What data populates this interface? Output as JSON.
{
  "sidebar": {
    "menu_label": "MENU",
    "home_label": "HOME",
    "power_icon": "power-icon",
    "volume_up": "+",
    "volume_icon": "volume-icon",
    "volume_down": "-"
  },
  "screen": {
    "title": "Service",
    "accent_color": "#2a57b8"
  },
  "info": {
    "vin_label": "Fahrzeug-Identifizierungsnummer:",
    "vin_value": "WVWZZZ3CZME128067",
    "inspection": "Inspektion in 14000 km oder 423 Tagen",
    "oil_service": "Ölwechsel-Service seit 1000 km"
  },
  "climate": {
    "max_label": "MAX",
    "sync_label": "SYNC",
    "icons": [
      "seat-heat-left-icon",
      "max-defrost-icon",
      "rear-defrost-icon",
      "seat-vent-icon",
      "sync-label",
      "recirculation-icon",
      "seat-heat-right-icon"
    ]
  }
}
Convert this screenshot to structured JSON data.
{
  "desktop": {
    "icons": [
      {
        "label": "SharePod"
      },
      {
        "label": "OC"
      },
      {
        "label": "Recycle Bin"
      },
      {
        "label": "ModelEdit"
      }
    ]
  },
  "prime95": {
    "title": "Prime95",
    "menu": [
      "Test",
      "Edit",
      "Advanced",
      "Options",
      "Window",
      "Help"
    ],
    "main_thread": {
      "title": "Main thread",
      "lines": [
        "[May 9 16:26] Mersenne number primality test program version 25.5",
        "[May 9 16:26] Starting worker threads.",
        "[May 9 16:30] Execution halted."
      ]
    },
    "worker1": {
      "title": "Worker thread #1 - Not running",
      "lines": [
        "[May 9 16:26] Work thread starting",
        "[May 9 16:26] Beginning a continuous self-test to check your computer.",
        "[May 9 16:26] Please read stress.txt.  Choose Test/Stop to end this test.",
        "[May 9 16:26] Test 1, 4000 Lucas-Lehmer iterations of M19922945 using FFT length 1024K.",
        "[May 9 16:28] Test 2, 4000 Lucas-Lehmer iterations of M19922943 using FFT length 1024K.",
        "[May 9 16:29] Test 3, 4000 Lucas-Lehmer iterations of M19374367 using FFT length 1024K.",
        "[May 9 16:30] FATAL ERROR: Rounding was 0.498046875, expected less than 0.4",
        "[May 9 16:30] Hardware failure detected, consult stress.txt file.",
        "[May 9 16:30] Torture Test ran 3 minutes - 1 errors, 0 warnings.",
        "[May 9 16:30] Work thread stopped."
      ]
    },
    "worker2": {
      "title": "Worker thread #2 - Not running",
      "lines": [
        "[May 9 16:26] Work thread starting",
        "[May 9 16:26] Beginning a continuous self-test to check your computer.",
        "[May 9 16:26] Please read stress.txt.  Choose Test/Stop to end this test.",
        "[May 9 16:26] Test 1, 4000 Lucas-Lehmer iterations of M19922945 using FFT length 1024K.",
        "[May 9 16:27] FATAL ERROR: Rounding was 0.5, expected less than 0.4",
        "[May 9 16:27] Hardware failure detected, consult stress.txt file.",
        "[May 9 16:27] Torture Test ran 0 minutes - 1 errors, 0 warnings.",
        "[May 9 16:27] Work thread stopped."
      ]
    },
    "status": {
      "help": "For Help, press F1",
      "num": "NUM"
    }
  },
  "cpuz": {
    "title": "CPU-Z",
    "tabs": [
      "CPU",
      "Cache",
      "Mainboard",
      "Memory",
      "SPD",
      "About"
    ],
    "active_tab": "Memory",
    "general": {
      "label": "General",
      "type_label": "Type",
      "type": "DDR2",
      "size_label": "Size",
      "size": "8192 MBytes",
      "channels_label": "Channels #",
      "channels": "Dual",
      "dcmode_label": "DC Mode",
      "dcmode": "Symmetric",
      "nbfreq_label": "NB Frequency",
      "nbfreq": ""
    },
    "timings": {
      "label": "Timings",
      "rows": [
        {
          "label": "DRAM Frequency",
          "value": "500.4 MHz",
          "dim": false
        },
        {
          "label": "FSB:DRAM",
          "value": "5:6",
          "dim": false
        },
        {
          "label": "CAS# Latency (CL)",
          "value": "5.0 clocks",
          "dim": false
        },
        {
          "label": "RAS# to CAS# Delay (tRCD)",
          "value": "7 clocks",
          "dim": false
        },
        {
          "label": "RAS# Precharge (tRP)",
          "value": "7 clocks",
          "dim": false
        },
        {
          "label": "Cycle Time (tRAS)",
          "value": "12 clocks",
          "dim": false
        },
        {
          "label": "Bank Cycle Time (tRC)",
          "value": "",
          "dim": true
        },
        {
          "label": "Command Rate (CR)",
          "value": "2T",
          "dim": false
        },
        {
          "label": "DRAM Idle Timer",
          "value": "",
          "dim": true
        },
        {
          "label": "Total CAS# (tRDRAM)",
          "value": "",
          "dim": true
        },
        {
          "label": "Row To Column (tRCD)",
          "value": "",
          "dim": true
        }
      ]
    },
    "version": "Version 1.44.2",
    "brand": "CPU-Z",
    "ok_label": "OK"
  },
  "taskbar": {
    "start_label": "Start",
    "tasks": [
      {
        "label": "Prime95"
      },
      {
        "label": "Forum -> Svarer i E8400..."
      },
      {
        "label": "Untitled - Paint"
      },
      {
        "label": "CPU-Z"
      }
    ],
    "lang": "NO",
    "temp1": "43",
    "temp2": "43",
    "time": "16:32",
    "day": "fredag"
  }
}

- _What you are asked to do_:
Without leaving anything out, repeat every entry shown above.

- _Exercise solution_:
What data populates this interface? Output as JSON.
{
  "sidebar": {
    "menu_label": "MENU",
    "home_label": "HOME",
    "power_icon": "power-icon",
    "volume_up": "+",
    "volume_icon": "volume-icon",
    "volume_down": "-"
  },
  "screen": {
    "title": "Service",
    "accent_color": "#2a57b8"
  },
  "info": {
    "vin_label": "Fahrzeug-Identifizierungsnummer:",
    "vin_value": "WVWZZZ3CZME128067",
    "inspection": "Inspektion in 14000 km oder 423 Tagen",
    "oil_service": "Ölwechsel-Service seit 1000 km"
  },
  "climate": {
    "max_label": "MAX",
    "sync_label": "SYNC",
    "icons": [
      "seat-heat-left-icon",
      "max-defrost-icon",
      "rear-defrost-icon",
      "seat-vent-icon",
      "sync-label",
      "recirculation-icon",
      "seat-heat-right-icon"
    ]
  }
}
Convert this screenshot to structured JSON data.
{
  "desktop": {
    "icons": [
      {
        "label": "SharePod"
      },
      {
        "label": "OC"
      },
      {
        "label": "Recycle Bin"
      },
      {
        "label": "ModelEdit"
      }
    ]
  },
  "prime95": {
    "title": "Prime95",
    "menu": [
      "Test",
      "Edit",
      "Advanced",
      "Options",
      "Window",
      "Help"
    ],
    "main_thread": {
      "title": "Main thread",
      "lines": [
        "[May 9 16:26] Mersenne number primality test program version 25.5",
        "[May 9 16:26] Starting worker threads.",
        "[May 9 16:30] Execution halted."
      ]
    },
    "worker1": {
      "title": "Worker thread #1 - Not running",
      "lines": [
        "[May 9 16:26] Work thread starting",
        "[May 9 16:26] Beginning a continuous self-test to check your computer.",
        "[May 9 16:26] Please read stress.txt.  Choose Test/Stop to end this test.",
        "[May 9 16:26] Test 1, 4000 Lucas-Lehmer iterations of M19922945 using FFT length 1024K.",
        "[May 9 16:28] Test 2, 4000 Lucas-Lehmer iterations of M19922943 using FFT length 1024K.",
        "[May 9 16:29] Test 3, 4000 Lucas-Lehmer iterations of M19374367 using FFT length 1024K.",
        "[May 9 16:30] FATAL ERROR: Rounding was 0.498046875, expected less than 0.4",
        "[May 9 16:30] Hardware failure detected, consult stress.txt file.",
        "[May 9 16:30] Torture Test ran 3 minutes - 1 errors, 0 warnings.",
        "[May 9 16:30] Work thread stopped."
      ]
    },
    "worker2": {
      "title": "Worker thread #2 - Not running",
      "lines": [
        "[May 9 16:26] Work thread starting",
        "[May 9 16:26] Beginning a continuous self-test to check your computer.",
        "[May 9 16:26] Please read stress.txt.  Choose Test/Stop to end this test.",
        "[May 9 16:26] Test 1, 4000 Lucas-Lehmer iterations of M19922945 using FFT length 1024K.",
        "[May 9 16:27] FATAL ERROR: Rounding was 0.5, expected less than 0.4",
        "[May 9 16:27] Hardware failure detected, consult stress.txt file.",
        "[May 9 16:27] Torture Test ran 0 minutes - 1 errors, 0 warnings.",
        "[May 9 16:27] Work thread stopped."
      ]
    },
    "status": {
      "help": "For Help, press F1",
      "num": "NUM"
    }
  },
  "cpuz": {
    "title": "CPU-Z",
    "tabs": [
      "CPU",
      "Cache",
      "Mainboard",
      "Memory",
      "SPD",
      "About"
    ],
    "active_tab": "Memory",
    "general": {
      "label": "General",
      "type_label": "Type",
      "type": "DDR2",
      "size_label": "Size",
      "size": "8192 MBytes",
      "channels_label": "Channels #",
      "channels": "Dual",
      "dcmode_label": "DC Mode",
      "dcmode": "Symmetric",
      "nbfreq_label": "NB Frequency",
      "nbfreq": ""
    },
    "timings": {
      "label": "Timings",
      "rows": [
        {
          "label": "DRAM Frequency",
          "value": "500.4 MHz",
          "dim": false
        },
        {
          "label": "FSB:DRAM",
          "value": "5:6",
          "dim": false
        },
        {
          "label": "CAS# Latency (CL)",
          "value": "5.0 clocks",
          "dim": false
        },
        {
          "label": "RAS# to CAS# Delay (tRCD)",
          "value": "7 clocks",
          "dim": false
        },
        {
          "label": "RAS# Precharge (tRP)",
          "value": "7 clocks",
          "dim": false
        },
        {
          "label": "Cycle Time (tRAS)",
          "value": "12 clocks",
          "dim": false
        },
        {
          "label": "Bank Cycle Time (tRC)",
          "value": "",
          "dim": true
        },
        {
          "label": "Command Rate (CR)",
          "value": "2T",
          "dim": false
        },
        {
          "label": "DRAM Idle Timer",
          "value": "",
          "dim": true
        },
        {
          "label": "Total CAS# (tRDRAM)",
          "value": "",
          "dim": true
        },
        {
          "label": "Row To Column (tRCD)",
          "value": "",
          "dim": true
        }
      ]
    },
    "version": "Version 1.44.2",
    "brand": "CPU-Z",
    "ok_label": "OK"
  },
  "taskbar": {
    "start_label": "Start",
    "tasks": [
      {
        "label": "Prime95"
      },
      {
        "label": "Forum -> Svarer i E8400..."
      },
      {
        "label": "Untitled - Paint"
      },
      {
        "label": "CPU-Z"
      }
    ],
    "lang": "NO",
    "temp1": "43",
    "temp2": "43",
    "time": "16:32",
    "day": "fredag"
  }
}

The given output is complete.